Career-wise, I was also at a peak of sorts, but I didn’t know it at the time. I had left my job in academia recently enough that I could still claim that sliver of legitimacy but I’d also completed a draft of my novel and had started looking for an agent. As I spent the previous twenty years succeeding in the realm of sociology, I had every expectation that I would spent the next decade proving myself as a fiction writer.
Readers, I was wrong.
When I imagine the pithy summary of life at fifty, different iterations of all I haven’t accomplished come to mind. (That’s not entirely true: I also think a lot about the many things I have accomplished that don’t fit neatly into the definition of that word, but I’ll save those ruminations for a different post) I have not bagged that elusive agent and, while I have written two more novels, I’m not especially hopeful they will ever be read by anyone beyond my few faithful readers.
So what does any of this have to do with swimming?
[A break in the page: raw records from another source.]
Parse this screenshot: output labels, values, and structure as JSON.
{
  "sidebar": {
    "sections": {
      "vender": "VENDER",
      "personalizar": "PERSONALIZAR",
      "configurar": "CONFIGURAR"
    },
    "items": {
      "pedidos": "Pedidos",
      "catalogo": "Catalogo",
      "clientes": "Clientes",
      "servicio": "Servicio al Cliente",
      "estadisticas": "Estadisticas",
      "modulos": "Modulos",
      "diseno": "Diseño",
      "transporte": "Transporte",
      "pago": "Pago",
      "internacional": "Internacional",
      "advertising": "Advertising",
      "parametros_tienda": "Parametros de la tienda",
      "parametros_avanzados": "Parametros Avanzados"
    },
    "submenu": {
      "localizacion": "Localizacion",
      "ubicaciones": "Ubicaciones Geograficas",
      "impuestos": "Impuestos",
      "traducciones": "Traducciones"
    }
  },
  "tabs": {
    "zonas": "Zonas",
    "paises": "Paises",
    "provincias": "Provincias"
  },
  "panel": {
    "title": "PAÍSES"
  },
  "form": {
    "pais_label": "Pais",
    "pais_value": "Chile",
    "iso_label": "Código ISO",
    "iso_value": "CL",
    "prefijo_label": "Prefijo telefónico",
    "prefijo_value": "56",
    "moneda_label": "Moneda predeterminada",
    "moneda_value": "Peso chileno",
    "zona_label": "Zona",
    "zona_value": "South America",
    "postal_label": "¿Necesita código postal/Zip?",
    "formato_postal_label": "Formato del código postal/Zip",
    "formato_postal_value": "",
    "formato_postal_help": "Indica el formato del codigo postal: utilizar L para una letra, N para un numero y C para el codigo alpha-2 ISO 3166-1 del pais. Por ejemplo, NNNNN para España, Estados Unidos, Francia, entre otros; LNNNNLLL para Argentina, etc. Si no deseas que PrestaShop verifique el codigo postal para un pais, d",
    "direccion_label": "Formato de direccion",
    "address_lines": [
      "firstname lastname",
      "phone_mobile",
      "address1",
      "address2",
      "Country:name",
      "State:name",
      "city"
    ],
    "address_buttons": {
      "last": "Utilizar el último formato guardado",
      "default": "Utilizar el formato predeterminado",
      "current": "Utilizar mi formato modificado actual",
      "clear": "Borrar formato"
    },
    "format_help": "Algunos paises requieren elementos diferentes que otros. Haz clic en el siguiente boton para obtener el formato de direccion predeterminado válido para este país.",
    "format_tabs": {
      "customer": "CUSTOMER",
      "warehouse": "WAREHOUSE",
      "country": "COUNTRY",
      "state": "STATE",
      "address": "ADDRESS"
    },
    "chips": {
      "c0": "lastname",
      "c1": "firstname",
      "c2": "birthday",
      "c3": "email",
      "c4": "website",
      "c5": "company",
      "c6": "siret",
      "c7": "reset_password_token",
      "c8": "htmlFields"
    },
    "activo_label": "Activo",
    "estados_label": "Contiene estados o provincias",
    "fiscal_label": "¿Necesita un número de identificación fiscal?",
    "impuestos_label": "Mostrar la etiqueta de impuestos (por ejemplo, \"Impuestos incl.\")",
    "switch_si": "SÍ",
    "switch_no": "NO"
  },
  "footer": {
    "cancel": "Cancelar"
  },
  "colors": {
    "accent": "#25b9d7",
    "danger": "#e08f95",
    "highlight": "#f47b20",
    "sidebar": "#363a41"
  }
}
I want to celebrate the milestone of turning fifty by committing myself to something big (for me) that doesn’t live within the confines of achievement as we usually think about it. I don’t strive to be the fastest or to accomplish an especially long swim (or any particular swim at all). I just want to show up everyday to do this thing that I love.
Swimming is fun. Swimming in cold water is thrilling. Swimming under a bright sun on a warm day in calm water feels like being on vacation and swimming in stormy seas in the middle of winter makes me feel like a badass. There’s really no downside to this challenge and that’s part of what I like about it. Showing up everyday to do something I love is exactly the kind of energy I want to bring to this next decade of my life. I want to spend less time focused on outcomes and more time enjoying the process.